Unfortunately, After Effects doesn't have the kind of infinite floor object that 3D applications commonly offer.
That said, I do create floors/walls with very large solids(not 30,000 pixels though) all the time, including shadows from 3D lights, and it usually updates quite reasonably for me. How much RAM do you have on your system?
For example, this Comp here, which not only has quite large floor/wall layers, but also features dozens of light sources arranges as light domes, rendered in about 2 hours on my humble laptop.
2gb my pc has.
Hmm thanks anyway, I'll keep this approach and see how it pans out..
Yes, 2 GB is reallly very low, so it's not suprising your computer drowns quickly.
AE CS4 can take advantage of up to 3.5-4 GB of RAM per core. At the very least, upgrading to 4 GB is a good idea (but Windows XP 32 is limited to 2.7 GB, so Win Vista/Win 7 64, o the Mac OS, would be better).
Although low memory is your primary issue here, using smaller objects as tiles can sometimes help out in such situations. So using multiple 1000x1000 pixel solids as "tiles" to make up your floor, rather than one massive 30000x30000 solid, will allow AE to manage the data a little better.
Also, spend some time working out exactly how much floor space you need. It may be possible to achieve your goal in a much smaller space, perhaps by using a contiguous flat background that LOOKS like the floor stretches off in the distance.
Nice looking work, Adolfo!
I think you're going about this the wrong way. If 30000 pixels isn't enough, then 4 times as many wouldn't be, either. Chances are, you really don't need a huge solid. Instead it may be smarter to find out where actually you want to be at at given points in time and lay out your scene accordingly The illusion of a floor being there is mostly determined by shadow, light sheen and reflection and it should be perfectly possible to get that with just a couple of smaller tiles strategically placed here and there.... You can then easily create a horizon as an elementary 2D layer or using tools such as Trapcode Horizon. Similarly, you can parent a plane to the camera as it moves and feather its edges with a mask to blend it in. Nobody would notice...

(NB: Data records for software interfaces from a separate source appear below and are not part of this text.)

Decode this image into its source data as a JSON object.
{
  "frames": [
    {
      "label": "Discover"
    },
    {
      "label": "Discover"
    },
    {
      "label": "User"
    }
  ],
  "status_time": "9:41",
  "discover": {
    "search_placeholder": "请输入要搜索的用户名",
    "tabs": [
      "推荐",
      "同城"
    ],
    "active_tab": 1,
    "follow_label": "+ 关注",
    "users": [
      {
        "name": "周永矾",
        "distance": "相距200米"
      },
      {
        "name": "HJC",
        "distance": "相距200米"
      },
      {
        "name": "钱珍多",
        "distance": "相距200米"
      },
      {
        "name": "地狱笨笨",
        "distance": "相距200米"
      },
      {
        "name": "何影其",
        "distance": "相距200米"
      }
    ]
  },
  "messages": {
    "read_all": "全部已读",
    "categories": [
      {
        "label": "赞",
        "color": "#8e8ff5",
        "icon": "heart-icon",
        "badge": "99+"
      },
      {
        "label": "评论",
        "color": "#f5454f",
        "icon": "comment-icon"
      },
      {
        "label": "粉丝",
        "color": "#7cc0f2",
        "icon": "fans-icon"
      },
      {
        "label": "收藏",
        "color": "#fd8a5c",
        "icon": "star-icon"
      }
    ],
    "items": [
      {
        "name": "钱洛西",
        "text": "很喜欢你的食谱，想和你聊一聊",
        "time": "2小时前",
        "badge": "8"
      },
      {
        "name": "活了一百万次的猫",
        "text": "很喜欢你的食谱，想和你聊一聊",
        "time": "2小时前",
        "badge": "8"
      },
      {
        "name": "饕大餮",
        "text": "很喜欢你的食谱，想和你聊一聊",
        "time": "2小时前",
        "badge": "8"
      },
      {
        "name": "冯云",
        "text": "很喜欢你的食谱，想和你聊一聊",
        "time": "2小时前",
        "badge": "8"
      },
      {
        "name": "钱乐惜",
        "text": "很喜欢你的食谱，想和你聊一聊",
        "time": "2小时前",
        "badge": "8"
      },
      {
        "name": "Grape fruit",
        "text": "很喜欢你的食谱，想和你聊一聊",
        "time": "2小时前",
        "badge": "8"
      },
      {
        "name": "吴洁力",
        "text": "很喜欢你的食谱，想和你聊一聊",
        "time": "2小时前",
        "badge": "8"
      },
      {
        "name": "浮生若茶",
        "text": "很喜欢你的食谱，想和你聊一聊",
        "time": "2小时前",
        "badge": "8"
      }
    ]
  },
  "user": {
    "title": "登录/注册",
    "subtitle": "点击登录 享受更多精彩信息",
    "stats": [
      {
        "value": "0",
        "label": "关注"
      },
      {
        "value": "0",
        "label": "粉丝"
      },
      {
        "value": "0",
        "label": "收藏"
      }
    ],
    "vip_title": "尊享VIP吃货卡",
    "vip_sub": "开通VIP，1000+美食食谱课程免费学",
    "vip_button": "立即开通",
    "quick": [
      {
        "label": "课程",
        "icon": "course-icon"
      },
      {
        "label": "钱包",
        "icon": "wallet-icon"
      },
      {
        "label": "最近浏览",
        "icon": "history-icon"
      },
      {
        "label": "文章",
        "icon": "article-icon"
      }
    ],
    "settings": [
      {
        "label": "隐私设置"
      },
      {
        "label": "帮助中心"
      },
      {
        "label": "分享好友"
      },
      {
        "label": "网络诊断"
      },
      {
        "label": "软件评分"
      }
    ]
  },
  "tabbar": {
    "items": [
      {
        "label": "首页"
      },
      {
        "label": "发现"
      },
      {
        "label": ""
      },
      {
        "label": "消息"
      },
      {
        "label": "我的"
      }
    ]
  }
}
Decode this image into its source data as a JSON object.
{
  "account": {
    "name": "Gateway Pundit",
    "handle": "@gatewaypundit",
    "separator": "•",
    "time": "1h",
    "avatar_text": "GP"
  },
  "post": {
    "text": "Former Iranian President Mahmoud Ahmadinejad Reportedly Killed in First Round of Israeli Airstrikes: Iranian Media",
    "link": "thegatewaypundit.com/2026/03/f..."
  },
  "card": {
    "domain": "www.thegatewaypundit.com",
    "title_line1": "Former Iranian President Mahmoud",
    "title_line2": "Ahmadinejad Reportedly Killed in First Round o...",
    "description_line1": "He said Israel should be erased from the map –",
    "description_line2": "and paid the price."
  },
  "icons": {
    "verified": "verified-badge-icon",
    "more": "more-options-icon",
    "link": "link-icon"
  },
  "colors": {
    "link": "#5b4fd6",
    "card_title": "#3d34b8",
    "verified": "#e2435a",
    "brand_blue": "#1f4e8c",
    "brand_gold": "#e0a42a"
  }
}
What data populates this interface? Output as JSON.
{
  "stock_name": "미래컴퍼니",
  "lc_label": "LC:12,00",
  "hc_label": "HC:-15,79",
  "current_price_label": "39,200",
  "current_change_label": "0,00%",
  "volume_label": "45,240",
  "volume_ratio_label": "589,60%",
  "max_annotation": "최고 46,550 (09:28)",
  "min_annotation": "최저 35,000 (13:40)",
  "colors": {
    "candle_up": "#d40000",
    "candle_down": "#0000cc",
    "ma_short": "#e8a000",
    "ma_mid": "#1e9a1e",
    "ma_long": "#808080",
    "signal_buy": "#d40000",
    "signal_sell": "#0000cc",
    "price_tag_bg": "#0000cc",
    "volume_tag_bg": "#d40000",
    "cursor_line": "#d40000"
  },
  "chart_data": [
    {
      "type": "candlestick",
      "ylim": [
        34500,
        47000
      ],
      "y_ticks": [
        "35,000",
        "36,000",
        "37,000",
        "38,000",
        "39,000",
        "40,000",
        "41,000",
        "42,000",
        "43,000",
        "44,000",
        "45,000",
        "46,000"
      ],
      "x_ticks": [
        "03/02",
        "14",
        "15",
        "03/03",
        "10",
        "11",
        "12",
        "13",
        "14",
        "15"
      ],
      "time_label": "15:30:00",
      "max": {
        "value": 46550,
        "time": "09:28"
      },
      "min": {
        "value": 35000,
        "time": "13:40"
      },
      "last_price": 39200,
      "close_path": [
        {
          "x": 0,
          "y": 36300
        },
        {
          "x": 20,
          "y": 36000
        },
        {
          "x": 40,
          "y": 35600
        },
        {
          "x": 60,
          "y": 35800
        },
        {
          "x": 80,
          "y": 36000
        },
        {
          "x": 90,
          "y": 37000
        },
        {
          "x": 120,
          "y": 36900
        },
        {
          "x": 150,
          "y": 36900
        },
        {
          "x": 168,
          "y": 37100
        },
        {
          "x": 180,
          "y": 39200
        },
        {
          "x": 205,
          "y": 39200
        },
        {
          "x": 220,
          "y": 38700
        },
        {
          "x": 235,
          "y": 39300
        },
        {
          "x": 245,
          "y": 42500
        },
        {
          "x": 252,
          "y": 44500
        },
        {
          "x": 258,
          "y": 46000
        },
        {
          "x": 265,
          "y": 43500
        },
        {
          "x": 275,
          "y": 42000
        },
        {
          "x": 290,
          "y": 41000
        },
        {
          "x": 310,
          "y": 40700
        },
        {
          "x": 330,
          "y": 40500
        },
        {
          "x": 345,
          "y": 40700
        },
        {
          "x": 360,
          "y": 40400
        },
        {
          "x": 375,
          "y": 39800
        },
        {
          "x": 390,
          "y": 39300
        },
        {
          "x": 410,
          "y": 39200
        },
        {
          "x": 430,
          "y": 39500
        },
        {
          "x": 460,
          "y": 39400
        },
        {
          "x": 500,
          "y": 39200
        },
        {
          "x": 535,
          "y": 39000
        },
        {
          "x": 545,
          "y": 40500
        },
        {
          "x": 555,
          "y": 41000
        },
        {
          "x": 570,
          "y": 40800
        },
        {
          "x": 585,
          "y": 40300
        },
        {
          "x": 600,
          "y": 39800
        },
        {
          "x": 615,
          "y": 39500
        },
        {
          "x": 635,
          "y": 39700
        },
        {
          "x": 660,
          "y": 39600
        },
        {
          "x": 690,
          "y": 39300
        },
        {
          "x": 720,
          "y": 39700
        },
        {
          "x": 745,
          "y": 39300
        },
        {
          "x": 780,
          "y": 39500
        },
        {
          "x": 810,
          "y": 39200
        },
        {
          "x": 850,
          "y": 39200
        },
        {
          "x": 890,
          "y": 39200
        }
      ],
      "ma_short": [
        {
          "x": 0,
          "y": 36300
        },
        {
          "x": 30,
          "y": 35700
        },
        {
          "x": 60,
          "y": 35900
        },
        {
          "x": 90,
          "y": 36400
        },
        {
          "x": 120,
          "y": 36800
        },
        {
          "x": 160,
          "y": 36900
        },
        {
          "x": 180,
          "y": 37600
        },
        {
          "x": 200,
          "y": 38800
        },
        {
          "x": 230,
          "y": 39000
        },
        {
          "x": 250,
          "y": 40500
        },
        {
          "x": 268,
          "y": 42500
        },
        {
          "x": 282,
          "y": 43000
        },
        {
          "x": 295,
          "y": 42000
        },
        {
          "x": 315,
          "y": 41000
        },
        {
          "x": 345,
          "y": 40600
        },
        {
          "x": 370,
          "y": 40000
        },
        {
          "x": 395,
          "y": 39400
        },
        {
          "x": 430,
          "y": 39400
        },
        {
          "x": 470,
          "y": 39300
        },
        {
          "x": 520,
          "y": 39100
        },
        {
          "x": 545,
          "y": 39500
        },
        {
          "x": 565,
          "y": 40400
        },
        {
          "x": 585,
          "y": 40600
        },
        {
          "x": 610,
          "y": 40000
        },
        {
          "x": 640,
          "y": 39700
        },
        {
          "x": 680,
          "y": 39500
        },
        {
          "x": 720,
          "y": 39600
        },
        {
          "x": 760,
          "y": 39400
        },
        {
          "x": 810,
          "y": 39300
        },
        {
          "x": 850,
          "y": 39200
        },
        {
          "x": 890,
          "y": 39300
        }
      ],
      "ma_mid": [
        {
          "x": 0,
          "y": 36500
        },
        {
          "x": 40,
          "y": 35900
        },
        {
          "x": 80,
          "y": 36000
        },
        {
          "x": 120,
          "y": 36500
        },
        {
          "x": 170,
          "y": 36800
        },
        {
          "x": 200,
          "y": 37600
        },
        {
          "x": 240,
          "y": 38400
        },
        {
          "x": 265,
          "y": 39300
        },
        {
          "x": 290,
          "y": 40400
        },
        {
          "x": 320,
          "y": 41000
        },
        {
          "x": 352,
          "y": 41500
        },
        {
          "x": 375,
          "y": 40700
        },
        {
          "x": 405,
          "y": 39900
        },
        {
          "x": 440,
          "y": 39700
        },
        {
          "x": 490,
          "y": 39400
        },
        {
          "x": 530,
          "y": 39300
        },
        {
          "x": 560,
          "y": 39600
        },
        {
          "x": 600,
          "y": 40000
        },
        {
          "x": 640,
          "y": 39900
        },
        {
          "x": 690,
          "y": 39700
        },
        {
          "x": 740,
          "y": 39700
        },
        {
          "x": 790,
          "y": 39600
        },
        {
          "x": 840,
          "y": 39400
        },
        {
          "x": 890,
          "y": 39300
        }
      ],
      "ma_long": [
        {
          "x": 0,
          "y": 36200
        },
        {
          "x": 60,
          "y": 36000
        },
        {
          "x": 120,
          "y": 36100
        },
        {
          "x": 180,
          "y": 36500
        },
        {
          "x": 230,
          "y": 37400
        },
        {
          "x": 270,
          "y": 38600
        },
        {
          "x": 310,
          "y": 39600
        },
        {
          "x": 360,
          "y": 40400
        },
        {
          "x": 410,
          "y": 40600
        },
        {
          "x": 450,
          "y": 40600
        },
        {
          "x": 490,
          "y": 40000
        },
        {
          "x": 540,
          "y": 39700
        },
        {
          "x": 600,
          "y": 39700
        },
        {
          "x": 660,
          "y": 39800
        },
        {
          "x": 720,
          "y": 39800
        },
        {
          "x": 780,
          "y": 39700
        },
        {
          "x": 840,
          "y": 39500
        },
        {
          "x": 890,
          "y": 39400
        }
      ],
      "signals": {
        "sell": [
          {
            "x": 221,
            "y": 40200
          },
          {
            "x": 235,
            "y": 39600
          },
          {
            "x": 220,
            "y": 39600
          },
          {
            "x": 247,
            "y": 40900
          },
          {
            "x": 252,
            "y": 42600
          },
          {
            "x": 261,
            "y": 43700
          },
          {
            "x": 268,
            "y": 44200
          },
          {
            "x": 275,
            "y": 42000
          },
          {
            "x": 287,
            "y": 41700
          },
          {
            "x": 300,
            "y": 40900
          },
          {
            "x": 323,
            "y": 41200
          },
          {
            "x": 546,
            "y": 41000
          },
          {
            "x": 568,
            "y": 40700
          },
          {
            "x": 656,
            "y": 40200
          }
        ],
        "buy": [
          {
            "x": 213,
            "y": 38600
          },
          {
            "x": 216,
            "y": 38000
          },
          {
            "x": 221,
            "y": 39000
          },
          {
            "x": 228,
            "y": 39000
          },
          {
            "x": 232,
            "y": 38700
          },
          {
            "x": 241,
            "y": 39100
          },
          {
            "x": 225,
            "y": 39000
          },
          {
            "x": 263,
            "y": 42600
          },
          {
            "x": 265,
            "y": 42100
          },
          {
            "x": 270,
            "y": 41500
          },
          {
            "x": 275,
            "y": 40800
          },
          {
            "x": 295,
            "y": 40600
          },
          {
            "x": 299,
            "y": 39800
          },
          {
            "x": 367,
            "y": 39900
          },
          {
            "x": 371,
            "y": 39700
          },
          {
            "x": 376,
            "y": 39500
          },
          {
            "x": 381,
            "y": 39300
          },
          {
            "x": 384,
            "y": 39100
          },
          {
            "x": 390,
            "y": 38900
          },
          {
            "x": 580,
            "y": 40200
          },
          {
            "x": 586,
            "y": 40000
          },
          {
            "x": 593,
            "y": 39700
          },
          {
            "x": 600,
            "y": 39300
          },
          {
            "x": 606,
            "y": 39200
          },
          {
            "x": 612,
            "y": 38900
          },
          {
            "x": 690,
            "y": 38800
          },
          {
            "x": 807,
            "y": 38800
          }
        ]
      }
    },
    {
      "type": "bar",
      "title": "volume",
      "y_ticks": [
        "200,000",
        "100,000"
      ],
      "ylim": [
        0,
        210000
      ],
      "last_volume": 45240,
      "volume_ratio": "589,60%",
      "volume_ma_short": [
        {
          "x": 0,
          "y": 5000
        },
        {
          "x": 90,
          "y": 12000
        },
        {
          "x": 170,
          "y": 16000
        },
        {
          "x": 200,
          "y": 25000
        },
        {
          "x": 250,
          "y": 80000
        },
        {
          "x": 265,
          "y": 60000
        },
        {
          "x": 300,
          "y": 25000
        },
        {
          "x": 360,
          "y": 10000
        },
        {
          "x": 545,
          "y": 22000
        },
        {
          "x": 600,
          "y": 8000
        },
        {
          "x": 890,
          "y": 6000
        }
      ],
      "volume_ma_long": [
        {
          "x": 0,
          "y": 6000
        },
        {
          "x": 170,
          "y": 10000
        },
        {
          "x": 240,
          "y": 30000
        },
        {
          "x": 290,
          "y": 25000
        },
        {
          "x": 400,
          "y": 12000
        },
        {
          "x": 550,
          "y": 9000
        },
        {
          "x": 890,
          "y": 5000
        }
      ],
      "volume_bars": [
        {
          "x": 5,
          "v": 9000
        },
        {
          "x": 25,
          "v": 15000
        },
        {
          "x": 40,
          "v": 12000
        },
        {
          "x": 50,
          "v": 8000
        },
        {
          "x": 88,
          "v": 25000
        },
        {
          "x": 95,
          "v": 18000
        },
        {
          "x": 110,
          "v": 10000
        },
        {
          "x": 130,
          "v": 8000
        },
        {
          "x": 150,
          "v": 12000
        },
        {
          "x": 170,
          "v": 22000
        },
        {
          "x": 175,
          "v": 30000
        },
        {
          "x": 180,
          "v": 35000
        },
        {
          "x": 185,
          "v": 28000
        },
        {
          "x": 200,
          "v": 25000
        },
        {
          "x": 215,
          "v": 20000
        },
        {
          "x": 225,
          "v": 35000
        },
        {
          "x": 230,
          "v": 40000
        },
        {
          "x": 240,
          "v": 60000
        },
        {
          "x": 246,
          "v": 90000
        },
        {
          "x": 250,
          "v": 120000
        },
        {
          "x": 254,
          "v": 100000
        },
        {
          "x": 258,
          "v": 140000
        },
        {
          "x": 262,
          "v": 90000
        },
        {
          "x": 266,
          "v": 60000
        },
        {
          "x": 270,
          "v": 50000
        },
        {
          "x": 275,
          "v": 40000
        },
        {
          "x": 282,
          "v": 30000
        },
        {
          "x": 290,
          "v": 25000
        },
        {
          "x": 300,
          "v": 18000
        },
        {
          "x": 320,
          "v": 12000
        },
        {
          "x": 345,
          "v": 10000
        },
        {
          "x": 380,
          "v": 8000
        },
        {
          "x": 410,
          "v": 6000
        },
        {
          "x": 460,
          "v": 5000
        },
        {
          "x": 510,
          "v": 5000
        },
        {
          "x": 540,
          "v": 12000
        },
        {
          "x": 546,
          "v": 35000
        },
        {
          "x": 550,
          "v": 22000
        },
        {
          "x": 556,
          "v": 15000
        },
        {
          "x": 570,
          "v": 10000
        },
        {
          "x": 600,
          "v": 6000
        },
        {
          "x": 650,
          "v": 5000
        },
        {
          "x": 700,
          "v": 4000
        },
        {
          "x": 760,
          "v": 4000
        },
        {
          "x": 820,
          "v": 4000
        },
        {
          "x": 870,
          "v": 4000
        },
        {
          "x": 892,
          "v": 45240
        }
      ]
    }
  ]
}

Yeah. Thanks all.
thats basically what im doing now. just adding in extra 'tiles' as I go.